Change Work March 2009

Which way is next week?

Tomorrow is often the busiest day of the week. (Spanish proverb)

There are many proverbs or sayings to the effect that yesterday is gone forever, tomorrow will come all by itself, so live today!

Do you do that?  Or do you find it virtually impossible to shut out the past and the future? The extent to which you live "in the moment" is linked to how you perceive time - or rather - how you represent it in your mind.

When you recall past events, you probably have a good idea of the order in which things happened.  You also know whether something lasted for a long time or was over quickly.  But what is the scale aginst which you measure duration or order of succession?

It seems that most people represent time spatially, as a combination of direction and distance.  And our language reveals this.  For example, we speak of "the far future" or "the distant past", reflecting a concept of distance.  Whilst a phrase like "back then" suggests a direction (behind you) and may be accompanied by gestures or pointing. Many people picture a road or a path, perhaps influenced by the frequent use of these metaphors in literature, or some imagine a chain of pictures, snaphots of events "along the way".  There must be many variations on the form that individual "timelines" take, but they all fall into one of two broad classes.

You either think of time as:

Whichever one of these you "do", you probably hadn't realised it before.  If you did, then you probably assumed that everyone else did it the same way as you.

Most of my clients have turned out to be "in-time", i.e. they think of the past as being behind them and the future in front.  The present, for them, is where they are - they are literally "in the present moment".

The rest, including me, are "through-time", i.e. we perceive time as passing in front of us, with the past to the left and the future to the right.  We feel that we stand slightly outside the present moment.

Does this matter?  Well, there are some important consequences of these differences.

In-timers can't "see" the past very easily without associating into it.  I.e. they relive past experiences whenever reminded of them.  In contrast, it's much easier for a through-timer to remain dissociated from past events because they already have an idea of something off to the left that they can see from a distance.  Whichever of these is a benefit depends on whether the event was pleasurable or traumatic.

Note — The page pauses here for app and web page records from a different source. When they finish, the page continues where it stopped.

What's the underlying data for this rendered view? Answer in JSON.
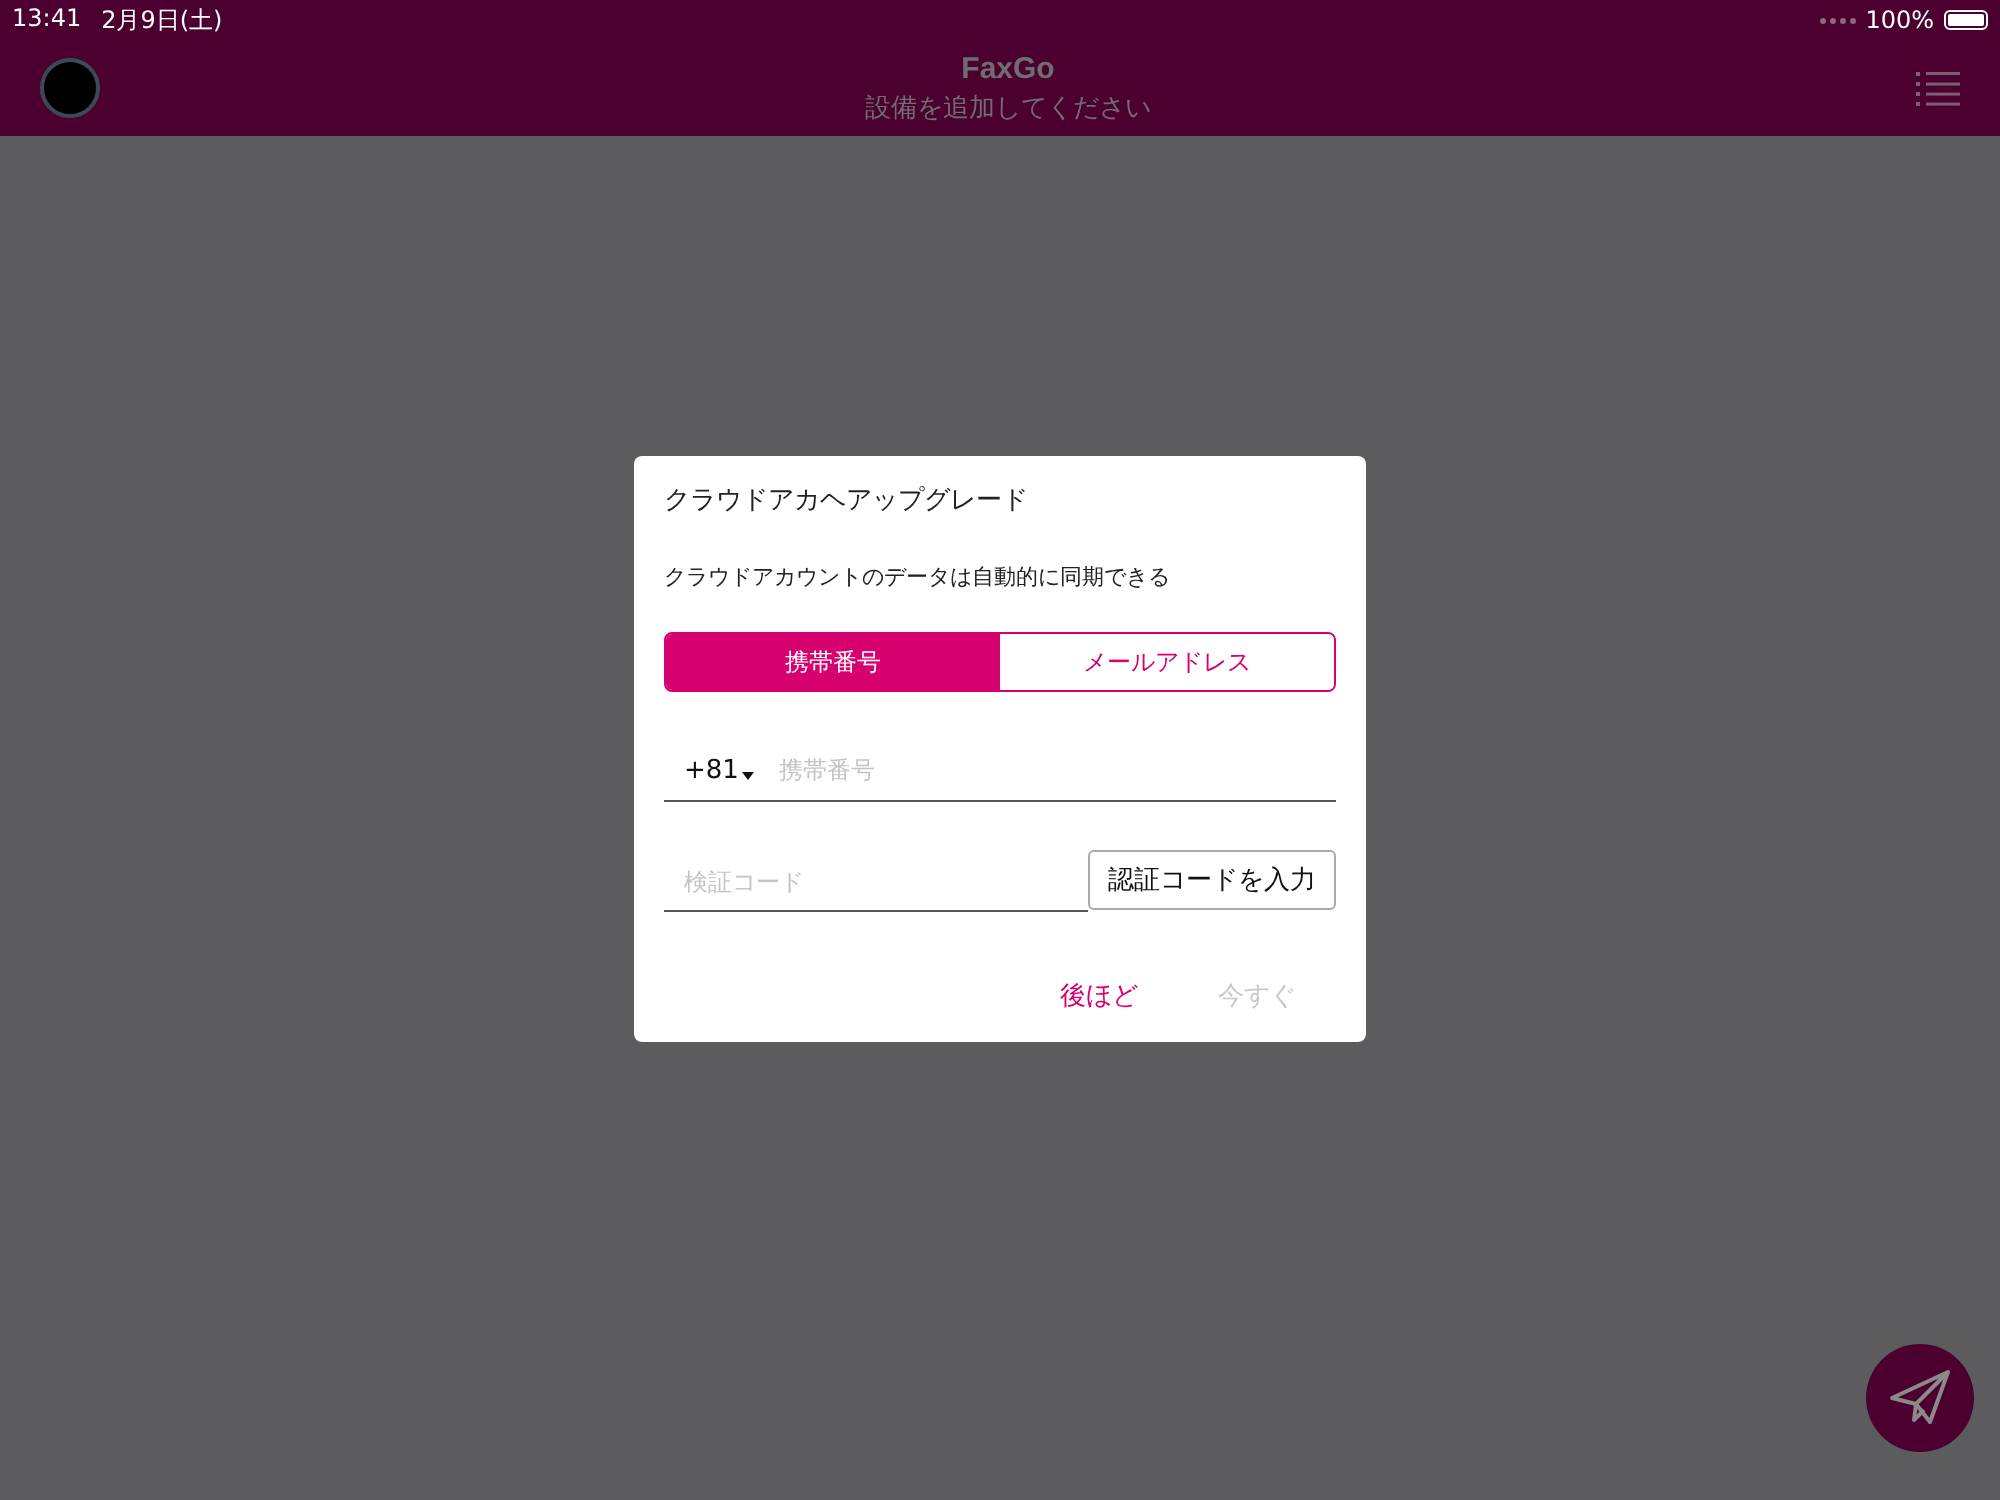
{
  "status_bar": {
    "time": "13:41",
    "date": "2月9日(土)",
    "battery": "100%"
  },
  "header": {
    "title": "FaxGo",
    "subtitle": "設備を追加してください"
  },
  "dialog": {
    "title": "クラウドアカヘアップグレード",
    "message": "クラウドアカウントのデータは自動的に同期できる",
    "tabs": [
      {
        "label": "携帯番号",
        "selected": true
      },
      {
        "label": "メールアドレス",
        "selected": false
      }
    ],
    "phone": {
      "country_code": "+81",
      "placeholder": "携帯番号"
    },
    "code": {
      "placeholder": "検証コード",
      "button": "認証コードを入力"
    },
    "actions": [
      {
        "label": "後ほど",
        "disabled": false
      },
      {
        "label": "今すぐ",
        "disabled": true
      }
    ]
  }
}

Similarly, in-timers often don't have a clear "view" of the future because it's straight in front of them and the far future is obscured by things nearer.  As a result, they often have a very hazy idea of the future which can have detrimental effects on their motivation as well as on their ability to plan effectively. They may habitually turn up late for appointments and be unconcerned: "I'm here now aren't I?"

Again, through-timers can see the succession of events, from the past and in to the future, from their dissociated perspective.  For them, it's a bit like looking at a calendar or a project plan.  They are usually very aware of what time it is and what they should be doing now.

But you have to do lots of things that don't require you to be looking at the past or the future.  If you're in-time then you are likely to be very focused on what you're doing, either enjoying it or hating it, in the moment.  If you're through-time, then you probably find that the past and the future both encroach on the present. It's as if you can always see glimpses of what's already happened - and what's coming - out of the corner of your eye.  They distract you, preventing you from concentrating and from enjoying fully what you're doing.

Now, given this discusion, you'll probably be able to diagnose quite quickly which type of time model you have.  But can you do anything with this knowledge?  Well, yes, you can learn to change your perspective, at will, from though-time to in-time or in-time to through-time and back again. This is usually easier if you make the exercise physical, i.e. act it out.

So, if you're normally in-time, stand in the middle of the room and think about the past behind you and the future ahead.  Now, imagine that your timeline is actually a line on the floor to which your images of past and future are fixed.  (You may only be able to see the future part at this stage.)  Now, take two steps sideways to your right and imagine that your timeline has stayed fixed on the floor - so that you've stepped off it.  If you turn to your left you'll be able to "see" your past, off to your left, and your future to your right.  You'll be detached from the present, which is now two paces away.  This might feel very strange, and when you've studied the sweep of time from this new standpoint, you'll want to step back in-time to where you're comfortable.

For through-timers, imagine the line in front of you and simply step in.  Again, it will probably feel uncomfortable.

So, now you can adopt whichever time-perspective is most appropriate to the situation.  You'll also have laid the foundations for a range of techniques that can change your perception of bad things that happened to you in the past (and that still affect you today) or to make your goals more real and more compelling.

So, why not take a few moments to step in or out of time?  You could have the time of your life!